* GOAL OF THE EXERCISE *
Copy each record exactly and skip its pictures.

* EXERCISE INPUTS *
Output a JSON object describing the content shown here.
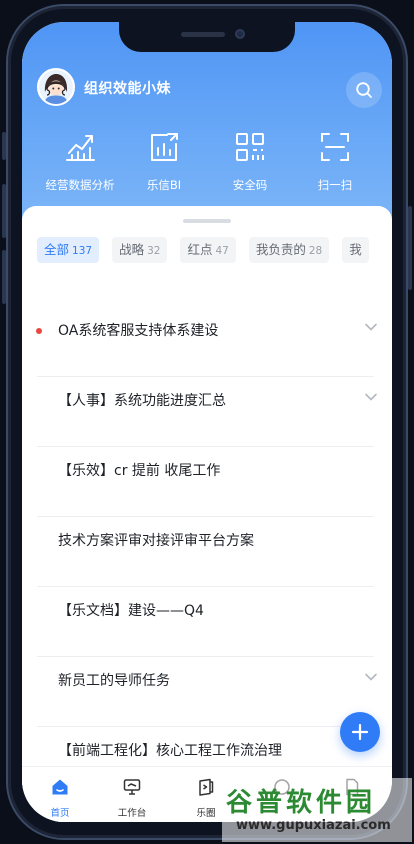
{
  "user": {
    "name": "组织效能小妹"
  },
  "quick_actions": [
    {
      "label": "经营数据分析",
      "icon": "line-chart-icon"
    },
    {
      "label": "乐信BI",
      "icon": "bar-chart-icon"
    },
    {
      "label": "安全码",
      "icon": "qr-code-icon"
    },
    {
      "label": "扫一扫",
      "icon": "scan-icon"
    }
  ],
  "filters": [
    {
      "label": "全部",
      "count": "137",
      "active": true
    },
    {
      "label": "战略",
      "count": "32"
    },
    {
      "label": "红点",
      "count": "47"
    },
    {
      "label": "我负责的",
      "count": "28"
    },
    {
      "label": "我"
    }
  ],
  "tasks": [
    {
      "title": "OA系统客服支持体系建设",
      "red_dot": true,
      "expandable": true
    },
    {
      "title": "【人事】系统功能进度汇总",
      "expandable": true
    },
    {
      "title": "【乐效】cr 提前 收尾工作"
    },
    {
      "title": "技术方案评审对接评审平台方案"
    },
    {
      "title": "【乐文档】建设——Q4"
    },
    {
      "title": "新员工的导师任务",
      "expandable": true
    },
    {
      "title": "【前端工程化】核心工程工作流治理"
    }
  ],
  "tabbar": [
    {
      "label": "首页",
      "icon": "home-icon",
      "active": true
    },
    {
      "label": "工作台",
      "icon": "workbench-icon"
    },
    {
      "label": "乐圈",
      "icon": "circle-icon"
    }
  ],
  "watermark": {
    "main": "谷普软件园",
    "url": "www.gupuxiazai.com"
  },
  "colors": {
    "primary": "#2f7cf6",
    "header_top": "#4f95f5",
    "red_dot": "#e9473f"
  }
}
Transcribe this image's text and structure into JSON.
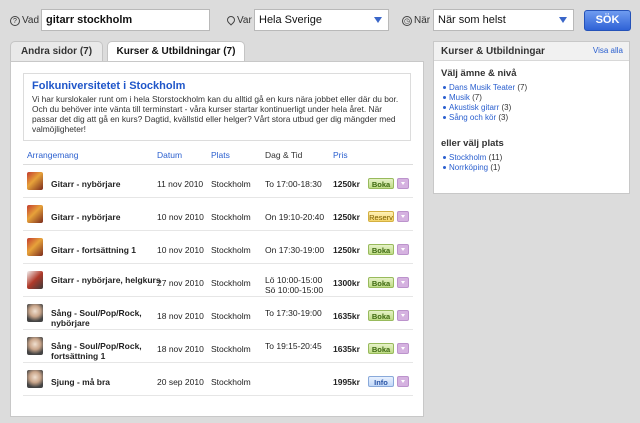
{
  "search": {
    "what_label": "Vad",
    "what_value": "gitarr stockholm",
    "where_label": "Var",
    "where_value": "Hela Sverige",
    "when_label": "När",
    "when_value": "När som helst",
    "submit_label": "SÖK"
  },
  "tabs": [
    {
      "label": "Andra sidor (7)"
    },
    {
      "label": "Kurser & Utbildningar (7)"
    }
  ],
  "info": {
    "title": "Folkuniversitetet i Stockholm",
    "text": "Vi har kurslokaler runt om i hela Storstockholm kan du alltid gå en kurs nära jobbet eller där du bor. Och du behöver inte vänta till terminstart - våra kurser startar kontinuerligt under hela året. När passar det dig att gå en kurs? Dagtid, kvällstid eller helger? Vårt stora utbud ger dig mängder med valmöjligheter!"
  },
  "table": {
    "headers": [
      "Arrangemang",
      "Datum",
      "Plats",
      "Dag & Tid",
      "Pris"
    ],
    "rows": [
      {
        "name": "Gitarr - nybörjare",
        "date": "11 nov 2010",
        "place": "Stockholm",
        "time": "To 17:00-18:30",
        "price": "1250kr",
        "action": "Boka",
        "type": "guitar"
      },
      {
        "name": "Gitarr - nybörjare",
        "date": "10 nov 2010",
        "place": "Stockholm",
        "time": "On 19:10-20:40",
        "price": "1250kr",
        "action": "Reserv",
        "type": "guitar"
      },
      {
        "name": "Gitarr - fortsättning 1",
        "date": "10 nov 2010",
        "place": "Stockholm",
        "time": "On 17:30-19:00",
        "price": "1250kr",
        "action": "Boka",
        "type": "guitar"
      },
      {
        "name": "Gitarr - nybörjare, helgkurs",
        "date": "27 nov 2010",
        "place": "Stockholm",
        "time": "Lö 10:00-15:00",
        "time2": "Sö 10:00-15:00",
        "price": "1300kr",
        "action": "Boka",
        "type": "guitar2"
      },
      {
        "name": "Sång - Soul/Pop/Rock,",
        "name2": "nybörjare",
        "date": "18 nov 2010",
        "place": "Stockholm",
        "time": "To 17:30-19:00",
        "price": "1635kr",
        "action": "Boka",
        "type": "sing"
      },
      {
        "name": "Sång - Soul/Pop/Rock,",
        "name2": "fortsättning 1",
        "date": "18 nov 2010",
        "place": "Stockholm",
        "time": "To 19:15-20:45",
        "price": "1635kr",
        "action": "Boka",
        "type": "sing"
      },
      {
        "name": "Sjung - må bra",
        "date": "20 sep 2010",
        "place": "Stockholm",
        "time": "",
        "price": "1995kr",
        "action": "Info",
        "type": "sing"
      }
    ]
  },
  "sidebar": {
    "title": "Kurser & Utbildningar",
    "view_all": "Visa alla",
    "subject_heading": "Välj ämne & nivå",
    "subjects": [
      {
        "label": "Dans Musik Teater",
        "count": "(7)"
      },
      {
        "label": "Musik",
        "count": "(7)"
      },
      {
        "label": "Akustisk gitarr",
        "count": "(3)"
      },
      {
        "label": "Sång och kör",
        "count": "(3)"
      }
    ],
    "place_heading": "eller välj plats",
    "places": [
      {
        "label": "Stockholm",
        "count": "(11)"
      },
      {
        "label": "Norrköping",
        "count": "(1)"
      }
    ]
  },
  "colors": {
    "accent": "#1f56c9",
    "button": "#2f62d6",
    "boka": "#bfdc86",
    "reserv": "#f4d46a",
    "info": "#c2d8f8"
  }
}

* WRITTEN REPLY *
Output a JSON object describing the content shown here.
{
  "user": {
    "name": "组织效能小妹"
  },
  "quick_actions": [
    {
      "label": "经营数据分析",
      "icon": "line-chart-icon"
    },
    {
      "label": "乐信BI",
      "icon": "bar-chart-icon"
    },
    {
      "label": "安全码",
      "icon": "qr-code-icon"
    },
    {
      "label": "扫一扫",
      "icon": "scan-icon"
    }
  ],
  "filters": [
    {
      "label": "全部",
      "count": "137",
      "active": true
    },
    {
      "label": "战略",
      "count": "32"
    },
    {
      "label": "红点",
      "count": "47"
    },
    {
      "label": "我负责的",
      "count": "28"
    },
    {
      "label": "我"
    }
  ],
  "tasks": [
    {
      "title": "OA系统客服支持体系建设",
      "red_dot": true,
      "expandable": true
    },
    {
      "title": "【人事】系统功能进度汇总",
      "expandable": true
    },
    {
      "title": "【乐效】cr 提前 收尾工作"
    },
    {
      "title": "技术方案评审对接评审平台方案"
    },
    {
      "title": "【乐文档】建设——Q4"
    },
    {
      "title": "新员工的导师任务",
      "expandable": true
    },
    {
      "title": "【前端工程化】核心工程工作流治理"
    }
  ],
  "tabbar": [
    {
      "label": "首页",
      "icon": "home-icon",
      "active": true
    },
    {
      "label": "工作台",
      "icon": "workbench-icon"
    },
    {
      "label": "乐圈",
      "icon": "circle-icon"
    }
  ],
  "watermark": {
    "main": "谷普软件园",
    "url": "www.gupuxiazai.com"
  },
  "colors": {
    "primary": "#2f7cf6",
    "header_top": "#4f95f5",
    "red_dot": "#e9473f"
  }
}
Transcribe this image's text and structure into JSON.
{
  "search": {
    "what_label": "Vad",
    "what_value": "gitarr stockholm",
    "where_label": "Var",
    "where_value": "Hela Sverige",
    "when_label": "När",
    "when_value": "När som helst",
    "submit_label": "SÖK"
  },
  "tabs": [
    {
      "label": "Andra sidor (7)"
    },
    {
      "label": "Kurser & Utbildningar (7)"
    }
  ],
  "info": {
    "title": "Folkuniversitetet i Stockholm",
    "text": "Vi har kurslokaler runt om i hela Storstockholm kan du alltid gå en kurs nära jobbet eller där du bor. Och du behöver inte vänta till terminstart - våra kurser startar kontinuerligt under hela året. När passar det dig att gå en kurs? Dagtid, kvällstid eller helger? Vårt stora utbud ger dig mängder med valmöjligheter!"
  },
  "table": {
    "headers": [
      "Arrangemang",
      "Datum",
      "Plats",
      "Dag & Tid",
      "Pris"
    ],
    "rows": [
      {
        "name": "Gitarr - nybörjare",
        "date": "11 nov 2010",
        "place": "Stockholm",
        "time": "To 17:00-18:30",
        "price": "1250kr",
        "action": "Boka",
        "type": "guitar"
      },
      {
        "name": "Gitarr - nybörjare",
        "date": "10 nov 2010",
        "place": "Stockholm",
        "time": "On 19:10-20:40",
        "price": "1250kr",
        "action": "Reserv",
        "type": "guitar"
      },
      {
        "name": "Gitarr - fortsättning 1",
        "date": "10 nov 2010",
        "place": "Stockholm",
        "time": "On 17:30-19:00",
        "price": "1250kr",
        "action": "Boka",
        "type": "guitar"
      },
      {
        "name": "Gitarr - nybörjare, helgkurs",
        "date": "27 nov 2010",
        "place": "Stockholm",
        "time": "Lö 10:00-15:00",
        "time2": "Sö 10:00-15:00",
        "price": "1300kr",
        "action": "Boka",
        "type": "guitar2"
      },
      {
        "name": "Sång - Soul/Pop/Rock,",
        "name2": "nybörjare",
        "date": "18 nov 2010",
        "place": "Stockholm",
        "time": "To 17:30-19:00",
        "price": "1635kr",
        "action": "Boka",
        "type": "sing"
      },
      {
        "name": "Sång - Soul/Pop/Rock,",
        "name2": "fortsättning 1",
        "date": "18 nov 2010",
        "place": "Stockholm",
        "time": "To 19:15-20:45",
        "price": "1635kr",
        "action": "Boka",
        "type": "sing"
      },
      {
        "name": "Sjung - må bra",
        "date": "20 sep 2010",
        "place": "Stockholm",
        "time": "",
        "price": "1995kr",
        "action": "Info",
        "type": "sing"
      }
    ]
  },
  "sidebar": {
    "title": "Kurser & Utbildningar",
    "view_all": "Visa alla",
    "subject_heading": "Välj ämne & nivå",
    "subjects": [
      {
        "label": "Dans Musik Teater",
        "count": "(7)"
      },
      {
        "label": "Musik",
        "count": "(7)"
      },
      {
        "label": "Akustisk gitarr",
        "count": "(3)"
      },
      {
        "label": "Sång och kör",
        "count": "(3)"
      }
    ],
    "place_heading": "eller välj plats",
    "places": [
      {
        "label": "Stockholm",
        "count": "(11)"
      },
      {
        "label": "Norrköping",
        "count": "(1)"
      }
    ]
  },
  "colors": {
    "accent": "#1f56c9",
    "button": "#2f62d6",
    "boka": "#bfdc86",
    "reserv": "#f4d46a",
    "info": "#c2d8f8"
  }
}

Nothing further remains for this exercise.